The conversation began with a focus on state races.
HOST QUESTION: Is it possible for Democrats to win control of the State House in November?
Dillon said if current presidential polling in Michigan stays constant, then yes. Democrats could take the state House.
This led the conversation to the “Trump effect” – the idea that because some Republican voters may hesitate to vote for Trump, they may not show up at the polls at all on Election Day. That could lead to down-ballot losses for Republicans.
Marsden said it’s in this way that Trump will “heavily” impact state elections.
“He’s not just heavily impacting the ticket in state House races,” he said. “But I think you’re going to see two congressional seats that are going to come into play here.”
AUDIENCE QUESTION: In Michigan, we typically elect two Democratic senators and often vote for a Democrat for national office. Where's the disconnect between that and the Republican-controlled state House and state Senate?

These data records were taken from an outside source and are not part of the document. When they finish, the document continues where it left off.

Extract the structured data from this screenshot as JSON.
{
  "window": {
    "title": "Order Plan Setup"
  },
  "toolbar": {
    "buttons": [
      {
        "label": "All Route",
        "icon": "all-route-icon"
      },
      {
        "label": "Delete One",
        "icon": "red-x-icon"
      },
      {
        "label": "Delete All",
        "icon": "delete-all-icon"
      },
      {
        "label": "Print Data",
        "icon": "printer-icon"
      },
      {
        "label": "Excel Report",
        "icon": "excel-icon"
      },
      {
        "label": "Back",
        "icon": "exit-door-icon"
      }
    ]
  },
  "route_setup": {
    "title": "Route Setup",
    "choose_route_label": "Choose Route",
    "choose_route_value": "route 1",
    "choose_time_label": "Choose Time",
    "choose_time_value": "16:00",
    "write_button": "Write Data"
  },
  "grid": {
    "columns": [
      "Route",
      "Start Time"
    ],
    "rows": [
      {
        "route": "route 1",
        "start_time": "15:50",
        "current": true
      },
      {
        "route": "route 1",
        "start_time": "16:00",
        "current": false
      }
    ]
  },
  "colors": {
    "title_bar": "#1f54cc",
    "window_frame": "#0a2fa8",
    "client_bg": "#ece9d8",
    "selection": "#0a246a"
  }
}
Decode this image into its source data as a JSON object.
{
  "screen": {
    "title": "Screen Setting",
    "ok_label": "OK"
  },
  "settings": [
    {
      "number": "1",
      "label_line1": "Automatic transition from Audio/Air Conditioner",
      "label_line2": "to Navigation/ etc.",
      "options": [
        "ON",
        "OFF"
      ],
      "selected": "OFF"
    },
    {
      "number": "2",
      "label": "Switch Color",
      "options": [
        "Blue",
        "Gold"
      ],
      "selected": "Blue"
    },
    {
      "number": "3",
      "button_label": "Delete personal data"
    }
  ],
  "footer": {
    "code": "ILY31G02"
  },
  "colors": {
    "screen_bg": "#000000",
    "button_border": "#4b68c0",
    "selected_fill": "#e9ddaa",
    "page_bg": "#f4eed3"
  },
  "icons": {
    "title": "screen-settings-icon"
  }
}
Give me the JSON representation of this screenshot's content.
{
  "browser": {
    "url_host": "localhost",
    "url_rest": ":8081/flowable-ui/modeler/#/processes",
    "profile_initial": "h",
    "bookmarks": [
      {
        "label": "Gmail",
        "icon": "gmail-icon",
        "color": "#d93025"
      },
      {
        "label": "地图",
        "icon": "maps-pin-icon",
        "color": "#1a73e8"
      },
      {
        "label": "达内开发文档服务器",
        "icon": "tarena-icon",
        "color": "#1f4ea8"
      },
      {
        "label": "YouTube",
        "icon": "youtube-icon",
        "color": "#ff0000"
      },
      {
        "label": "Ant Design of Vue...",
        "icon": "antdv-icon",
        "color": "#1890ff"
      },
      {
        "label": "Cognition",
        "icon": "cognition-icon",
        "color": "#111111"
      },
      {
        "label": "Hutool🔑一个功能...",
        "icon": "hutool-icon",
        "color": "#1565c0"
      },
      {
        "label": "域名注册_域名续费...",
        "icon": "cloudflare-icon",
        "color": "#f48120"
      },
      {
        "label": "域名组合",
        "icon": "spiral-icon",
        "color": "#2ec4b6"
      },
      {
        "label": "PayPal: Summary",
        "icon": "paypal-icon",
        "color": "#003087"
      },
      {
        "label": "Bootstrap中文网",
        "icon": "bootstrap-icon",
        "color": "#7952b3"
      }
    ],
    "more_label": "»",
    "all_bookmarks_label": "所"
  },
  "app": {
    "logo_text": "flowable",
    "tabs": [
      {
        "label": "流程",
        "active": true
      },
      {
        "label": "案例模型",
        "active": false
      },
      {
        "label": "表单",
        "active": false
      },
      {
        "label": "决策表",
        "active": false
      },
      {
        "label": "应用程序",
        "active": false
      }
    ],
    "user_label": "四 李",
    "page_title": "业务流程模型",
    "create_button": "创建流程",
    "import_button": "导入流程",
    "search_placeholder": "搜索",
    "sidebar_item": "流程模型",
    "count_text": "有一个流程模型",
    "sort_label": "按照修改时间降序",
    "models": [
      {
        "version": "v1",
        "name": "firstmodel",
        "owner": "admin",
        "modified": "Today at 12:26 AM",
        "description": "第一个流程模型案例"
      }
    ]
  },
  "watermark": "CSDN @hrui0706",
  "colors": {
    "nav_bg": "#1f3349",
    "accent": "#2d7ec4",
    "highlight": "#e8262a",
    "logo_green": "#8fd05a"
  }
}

The audience answered in unison: gerrymandering.
But panelists said that's not the only reason behind the disconnect. It's also that Democrats don't turn out to vote in midterm elections.
"I think in 2018, when the governor's office is vacant again, you'll see a much more competitive race at the top of the ticket, which can help," Dillon said. "But this is a problem we have to solve. We have a rising group of voters, but they are not as committed in off years as Republican-based voters are."
AUDIENCE QUESTION: Is our primary process broken and if it is, how can it be fixed to yield better candidates?
Dillon said the alternative to the current system is to go back to open primaries, where the public had little input.
That was, he said, “where party bosses in the back chose which candidates were going to be the standard bearers.”
He said while many may be upset at the options available in this presidential election, the American public made its voice heard.
“The reality is, on the Democratic side, this was, I think, the first time that you’ve actually had a primary go all through to all 50 states,” Dillon said. “And it was clear. The Democratic primary voters chose Hillary Clinton and Republican primary voters chose Donald Trump.”
“On the Trump side, he’ll continue to make the claim – and from a data, political science standpoint, he’s right – that he garnered more of the Republican votes than any Republican presidential primary candidate in modern history,” he said.
Yet right now, as we inch toward the general election, Marsden said many GOP voters are “disaffected and apathetic."
And that, he said, is the problem with primary elections too.
“If we’re going to be blunt about the primary system, the problem is you all,” Marsden said. “You’ve got to remember to go vote in August. I know the date is bad and nobody wants to think about it when they’re on their summer vacation and what not, but I mean, participation in primaries amongst a state full of 7 million registered voters is abysmal, and so you get what you get, right?”
AUDIENCE QUESTION: Why the two-party system? Why do we always feel like we only have two choices?
Hear Dillon’s stark answer below.
For the night's full conversation, listen at the top of the post.